Exercise instructions: Reproduce the tail of the data exactly. It starts at the line containing "Enumerate this screenshot's" and runs to the last line.

Task data:
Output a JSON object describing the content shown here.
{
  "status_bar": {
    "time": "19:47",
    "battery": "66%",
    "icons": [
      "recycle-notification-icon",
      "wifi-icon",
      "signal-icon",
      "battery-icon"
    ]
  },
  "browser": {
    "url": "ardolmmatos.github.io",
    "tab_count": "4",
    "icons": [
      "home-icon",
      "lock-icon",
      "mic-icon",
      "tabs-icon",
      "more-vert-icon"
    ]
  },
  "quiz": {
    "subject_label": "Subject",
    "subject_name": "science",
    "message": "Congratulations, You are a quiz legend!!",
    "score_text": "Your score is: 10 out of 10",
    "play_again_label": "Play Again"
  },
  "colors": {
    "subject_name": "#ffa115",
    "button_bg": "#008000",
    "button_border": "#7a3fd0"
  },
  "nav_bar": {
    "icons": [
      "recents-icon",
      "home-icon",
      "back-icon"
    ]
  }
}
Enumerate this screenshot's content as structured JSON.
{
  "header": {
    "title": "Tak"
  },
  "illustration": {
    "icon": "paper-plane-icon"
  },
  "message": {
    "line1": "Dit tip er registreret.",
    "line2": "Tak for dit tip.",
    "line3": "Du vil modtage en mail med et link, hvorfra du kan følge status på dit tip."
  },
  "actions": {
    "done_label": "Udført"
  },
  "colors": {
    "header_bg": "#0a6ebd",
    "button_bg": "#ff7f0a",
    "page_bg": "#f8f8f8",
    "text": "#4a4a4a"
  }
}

Task result:
Enumerate this screenshot's content as structured JSON.
{
  "header": {
    "title": "Tak"
  },
  "illustration": {
    "icon": "paper-plane-icon"
  },
  "message": {
    "line1": "Dit tip er registreret.",
    "line2": "Tak for dit tip.",
    "line3": "Du vil modtage en mail med et link, hvorfra du kan følge status på dit tip."
  },
  "actions": {
    "done_label": "Udført"
  },
  "colors": {
    "header_bg": "#0a6ebd",
    "button_bg": "#ff7f0a",
    "page_bg": "#f8f8f8",
    "text": "#4a4a4a"
  }
}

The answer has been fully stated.